It’s not all so fuckin’ airless, though. From taking a flag up the mast over Teamsters HQ in response to the death of a certain head of state, to Hoffa’s love for ice cream and disdain for watermelon, to Scenes From A Florida Restaurant, to all that talk just all about a fish (via In Hoffa’s Shadow, a fine book written by his own adopted son, the real life Chuckie O’Brien confirms it was a salmon), The Irishman is Scorsese’s funniest film by a mile, and that’s not so narrow a category as you may think. With the exception of Raging Bull and maybe Kundun a real wit really just carries through. Mostly they’re funny until they aren’t anymore.
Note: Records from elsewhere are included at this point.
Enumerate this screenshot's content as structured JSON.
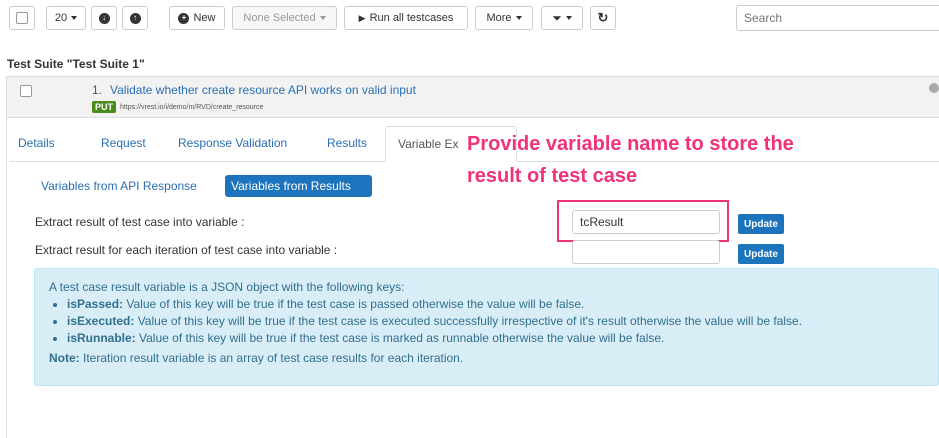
{
  "toolbar": {
    "page_size": "20",
    "new_label": "New",
    "none_selected_label": "None Selected",
    "run_all_label": "Run all testcases",
    "more_label": "More",
    "search_placeholder": "Search"
  },
  "suite": {
    "title": "Test Suite \"Test Suite 1\""
  },
  "testcase": {
    "number": "1.",
    "title": "Validate whether create resource API works on valid input",
    "method": "PUT",
    "url": "https://vrest.io/i/demo/m/RVD/create_resource"
  },
  "tabs": [
    {
      "label": "Details"
    },
    {
      "label": "Request"
    },
    {
      "label": "Response Validation"
    },
    {
      "label": "Results"
    },
    {
      "label": "Variable Ex"
    }
  ],
  "subtabs": [
    {
      "label": "Variables from API Response"
    },
    {
      "label": "Variables from Results"
    }
  ],
  "form": {
    "row1_label": "Extract result of test case into variable :",
    "row1_value": "tcResult",
    "row2_label": "Extract result for each iteration of test case into variable :",
    "row2_value": "",
    "update_label": "Update"
  },
  "info": {
    "intro": "A test case result variable is a JSON object with the following keys:",
    "items": [
      {
        "key": "isPassed:",
        "text": " Value of this key will be true if the test case is passed otherwise the value will be false."
      },
      {
        "key": "isExecuted:",
        "text": " Value of this key will be true if the test case is executed successfully irrespective of it's result otherwise the value will be false."
      },
      {
        "key": "isRunnable:",
        "text": " Value of this key will be true if the test case is marked as runnable otherwise the value will be false."
      }
    ],
    "note_key": "Note:",
    "note_text": " Iteration result variable is an array of test case results for each iteration."
  },
  "callout": {
    "line1": "Provide variable name to store the",
    "line2": "result of test case",
    "color": "#f0327a"
  },
  "colors": {
    "link": "#2a6fb5",
    "primary": "#1c74bd",
    "put_badge": "#4b8b1d",
    "info_bg": "#d9edf7"
  }
}
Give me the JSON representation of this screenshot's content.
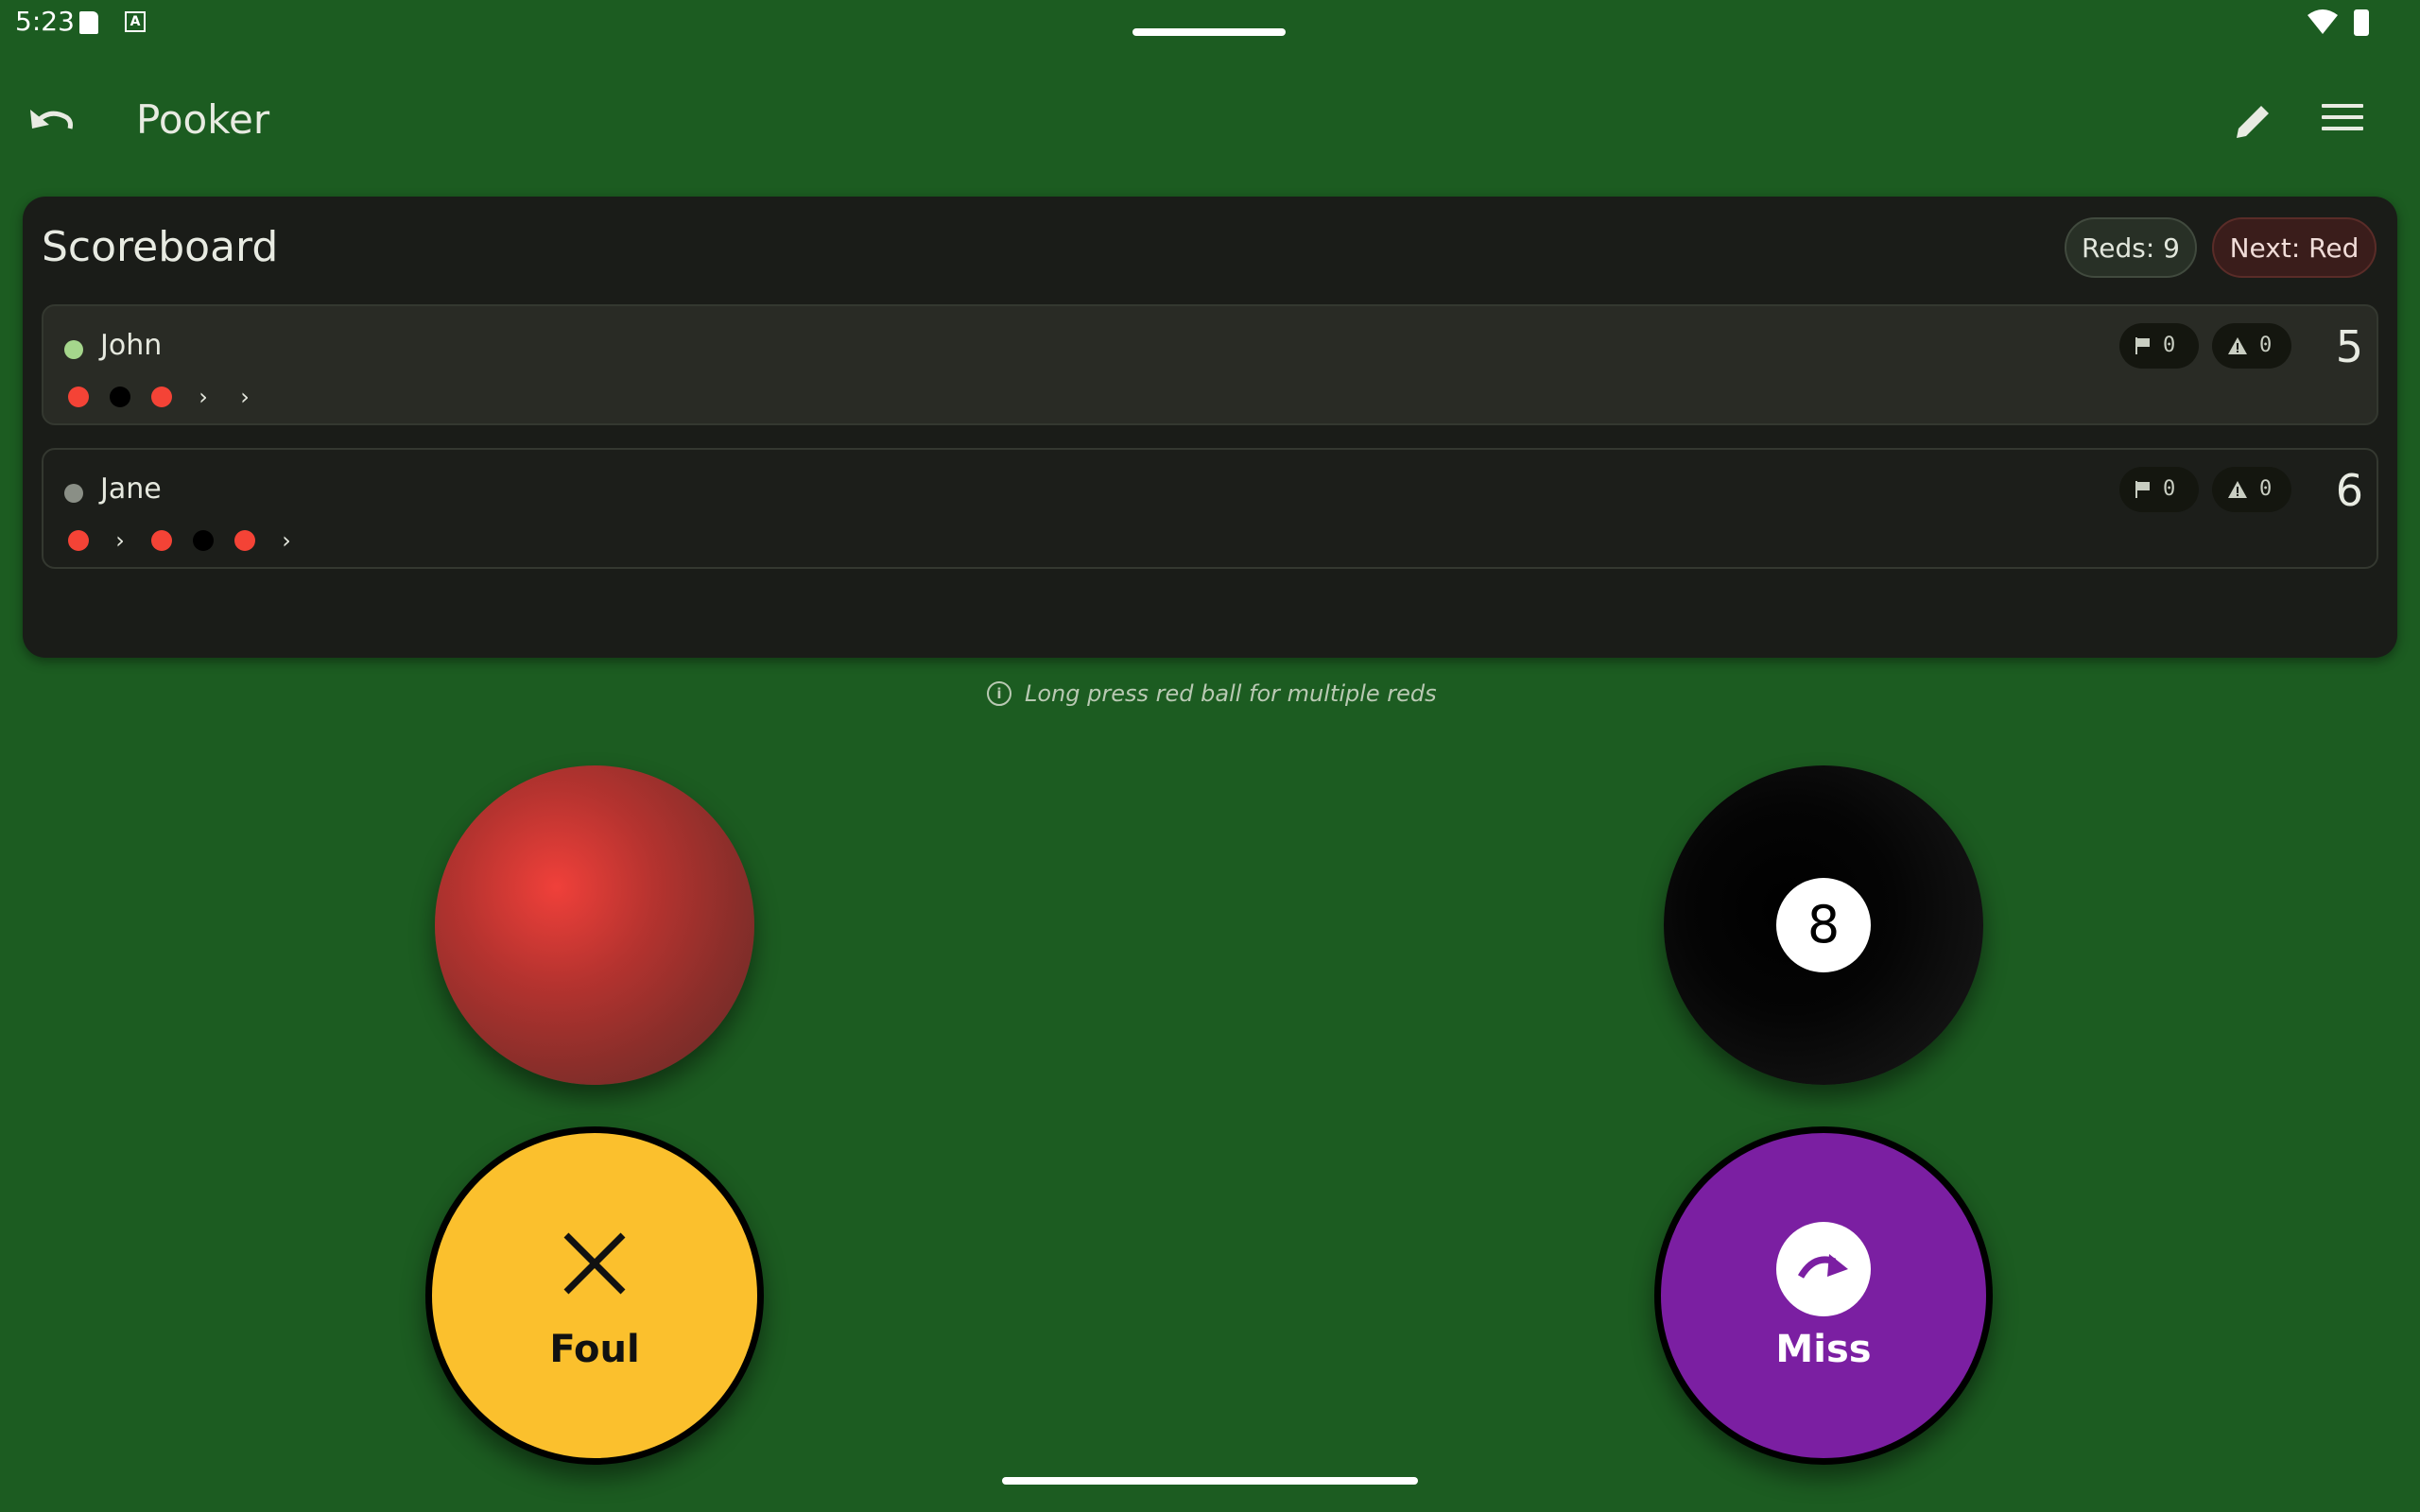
{
  "status_bar": {
    "time": "5:23"
  },
  "app_bar": {
    "title": "Pooker"
  },
  "scoreboard": {
    "title": "Scoreboard",
    "reds_chip": "Reds: 9",
    "next_chip": "Next: Red",
    "players": [
      {
        "name": "John",
        "active": true,
        "fouls": "0",
        "warnings": "0",
        "score": "5",
        "sequence": [
          "red",
          "black",
          "red",
          "arrow",
          "arrow"
        ]
      },
      {
        "name": "Jane",
        "active": false,
        "fouls": "0",
        "warnings": "0",
        "score": "6",
        "sequence": [
          "red",
          "arrow",
          "red",
          "black",
          "red",
          "arrow"
        ]
      }
    ]
  },
  "hint": {
    "text": "Long press red ball for multiple reds",
    "icon": "info-icon"
  },
  "balls": {
    "red": "red-ball",
    "black_number": "8"
  },
  "actions": {
    "foul_label": "Foul",
    "miss_label": "Miss"
  },
  "colors": {
    "felt": "#1c5c21",
    "red": "#f44336",
    "foul": "#fbc02d",
    "miss": "#7b1fa2",
    "active_dot": "#a5d68c",
    "inactive_dot": "#8a8f86"
  }
}
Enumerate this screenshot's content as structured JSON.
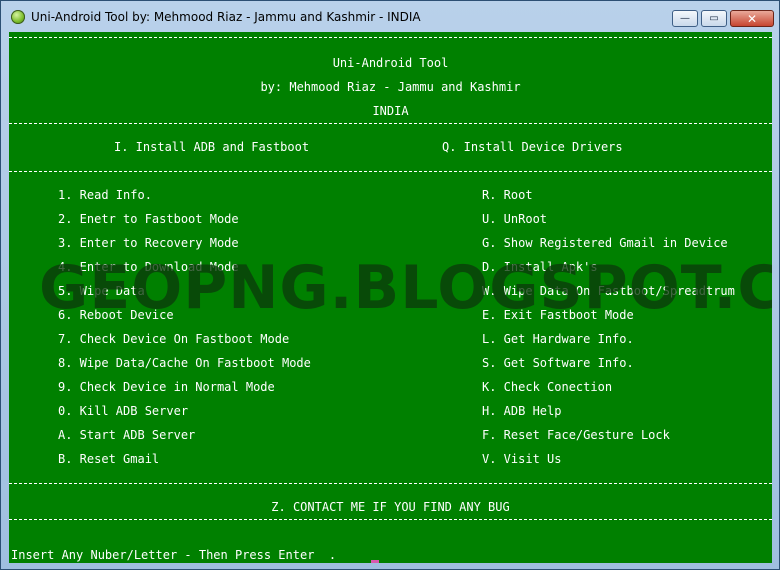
{
  "window": {
    "title": "Uni-Android Tool by: Mehmood Riaz - Jammu and Kashmir - INDIA",
    "minimize_glyph": "—",
    "maximize_glyph": "▭",
    "close_glyph": "✕"
  },
  "header": {
    "app_name": "Uni-Android Tool",
    "by_line": "by: Mehmood Riaz - Jammu and Kashmir",
    "country": "INDIA"
  },
  "install": {
    "left": "I. Install ADB and Fastboot",
    "right": "Q. Install Device Drivers"
  },
  "menu_left": [
    "1. Read Info.",
    "2. Enetr to Fastboot Mode",
    "3. Enter to Recovery Mode",
    "4. Enter to Download Mode",
    "5. Wipe Data",
    "6. Reboot Device",
    "7. Check Device On Fastboot Mode",
    "8. Wipe Data/Cache On Fastboot Mode",
    "9. Check Device in Normal Mode",
    "0. Kill ADB Server",
    "A. Start ADB Server",
    "B. Reset Gmail"
  ],
  "menu_right": [
    "R. Root",
    "U. UnRoot",
    "G. Show Registered Gmail in Device",
    "D. Install Apk's",
    "W. Wipe Data On Fastboot/Spreadtrum",
    "E. Exit Fastboot Mode",
    "L. Get Hardware Info.",
    "S. Get Software Info.",
    "K. Check Conection",
    "H. ADB Help",
    "F. Reset Face/Gesture Lock",
    "V. Visit Us"
  ],
  "contact": "Z. CONTACT ME IF YOU FIND ANY BUG",
  "prompt": "Insert Any Nuber/Letter - Then Press Enter  .",
  "watermark": "GEOPNG.BLOGSPOT.COM",
  "colors": {
    "console_bg": "#008000",
    "console_text": "#ffffff",
    "cursor": "#d85ab0"
  }
}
This one is too.
But once it was beautiful, there was big money on the line, big money all the time. Christenings and children and stepchildren and it’s a Pennsylvania story, an expanse of country I’m certain Chateaubriand had in mind when in 1827 he came to this country and he wrote, “America still inhabits solitude, for a longtime yet her wilderness will be her manners, and her enlightenment will be her liberty.” Hoffa and his Teamsters broke the land just the same as Lewis and Clark did. And you see a lot of that in Sheeran and Bufalino’s passage through to Detroit, too.
One more Philadelphia Story of my own, and then I’ll leave you to it. When I first moved to that city I lived down South Philly a block off of where Joe Ramagama, third gen bricklayer, lived in the house where he and his dad grew up. My dad asked him to look out for me, and he did, I couldn’t have bought myself a drink within that square mile if I’d wanted to, and I didn’t. And the night before I moved down to that city my pep made us all cheesesteaks, said, “You won’t get a cheesesteak like this down South Philly. Well, no. Theirs are better. But this one is free.”
So here it is: Take your diced onion. Half an onion. Pan, a little bit of olive oil.
Spread them out, give them a minute. Then put the meat on them—minute steaks. The real beef ones. Keep chopping it all up in the pan as it cooks. Add in your pizza sauce, half the can or so. Once the meat is cooked, shape it into two columns, put your provolone cheese slices down over them. Two, three slices a sandwich. Then lay your rolls on top of that. Don’t let ‘em soak up too much grease. Flip ‘em onto the plate. Then there you go.
Little little lullaby.
This piece has been excerpted from the April 2021 issue of The Servant.